Bronchoscopy Medical Procedure

Submitted on March 27, 2012

This is a medical procedure in which the doctor will view your airway with an instrument called a bronchoscope. This procedure will help the doctor to examine your lower airways, trachea, larynx, and throat. This procedure is used to treat health issues like some growth in the airway or diagnose a problem.

Types of Bronchoscopes

There are two types of bronchoscopes, a flexible bronchoscope and a rigid bronchoscope. The flexible one uses a thing, long lighted tube and is more popular for check-ups. The patient is more comfortable when a healthcare professional uses a flexible bronchoscope, and may not need anaesthesia. Flexible bronchoscope helps the technologist or the doctor to take a better look at the airways. Even a biopsy can be carried out with this bronchoscope.

A rigid bronchoscope uses a hollow and straight metal tube and is inserted after using anaesthesia. The rigid bronchoscope is used if there is bleeding in the airway that is blocking the view of the flexible scope. It is also used to removes throat tissue for biopsy; unblock the airway of objects, and in certain special procedures like dilating the airway.

Before Bronchoscopy

You need to tell your doctor if you are taking certain medicines; are allergic to anaesthesia or some medicine; take blood-thinning medicines or have bleeding problems; or are pregnant. The doctor will conduct some tests before doing the procedure. Like in most medical procedures, you will be asked not to drink or eat for about eight to ten hours.


In the beginning you might be given medicines to dry up the oral secretions and the secretions in the airways. You will be asked to remove your jewellery, lenses, make up, wigs and hearing aids, and also asked to empty your bladder. Once you remove all your clothes you will be asked to cover yourself with paper or cloth. A pulmonologist as well as an assistant will carry out the procedure. Certain tests will be done, and a chest X-ray is done before and after the procedure.

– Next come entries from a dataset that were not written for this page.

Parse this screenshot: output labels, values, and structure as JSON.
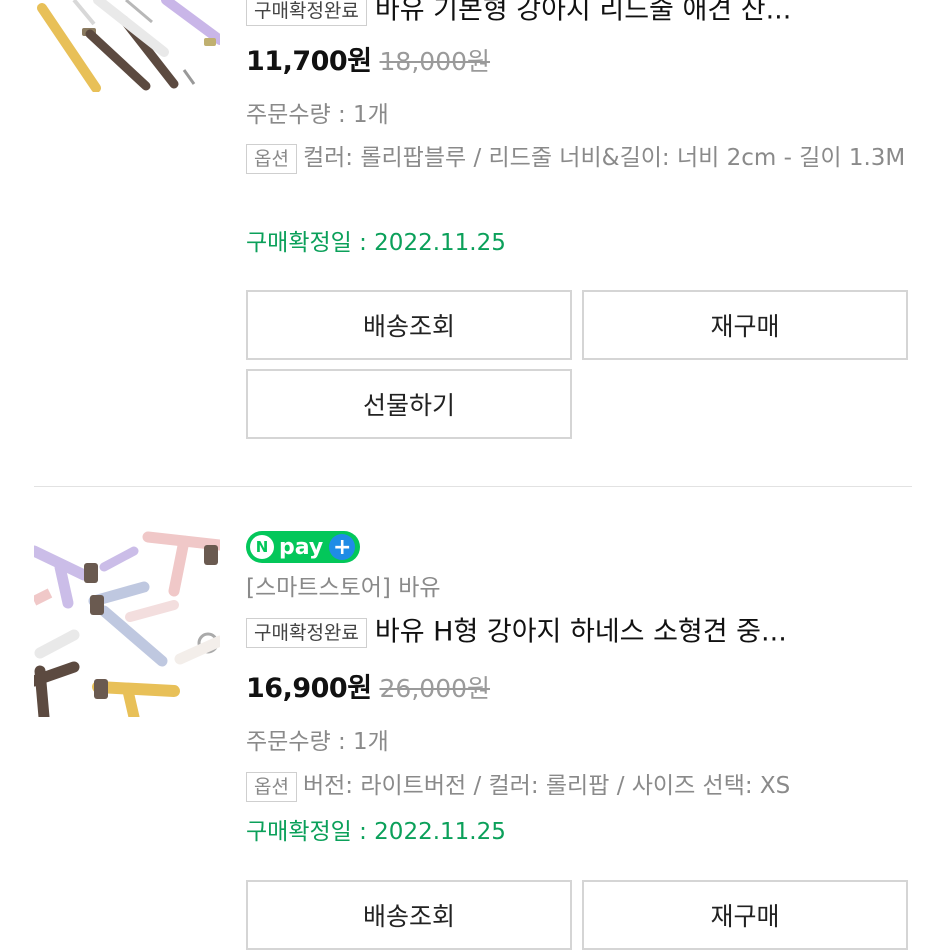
{
  "orders": [
    {
      "badge": "구매확정완료",
      "title": "바유 기본형 강아지 리드줄 애견 산...",
      "price": "11,700원",
      "original_price": "18,000원",
      "quantity": "주문수량 : 1개",
      "option_badge": "옵션",
      "option_text": "컬러: 롤리팝블루 / 리드줄 너비&길이: 너비 2cm - 길이 1.3M",
      "confirm_date": "구매확정일 : 2022.11.25",
      "buttons": {
        "track": "배송조회",
        "rebuy": "재구매",
        "gift": "선물하기"
      }
    },
    {
      "npay_label": "pay",
      "npay_n": "N",
      "npay_plus": "+",
      "store": "[스마트스토어] 바유",
      "badge": "구매확정완료",
      "title": "바유 H형 강아지 하네스 소형견 중...",
      "price": "16,900원",
      "original_price": "26,000원",
      "quantity": "주문수량 : 1개",
      "option_badge": "옵션",
      "option_text": "버전: 라이트버전 / 컬러: 롤리팝 / 사이즈 선택: XS",
      "confirm_date": "구매확정일 : 2022.11.25",
      "buttons": {
        "track": "배송조회",
        "rebuy": "재구매"
      }
    }
  ],
  "colors": {
    "confirm_green": "#0ba05a",
    "npay_green": "#03c75a",
    "npay_blue": "#1f8ce6"
  }
}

You will be given a sedative and may even have an IV in your vein. A local anaesthetic will be sprayed into your nose and mouth, and an anaesthetic ointment might be applied in your nose. The bronchoscope will be inserted through your nose or mouth. There might be an X-ray machine that the doctor uses to monitor devices like forceps that collect biopsy samples.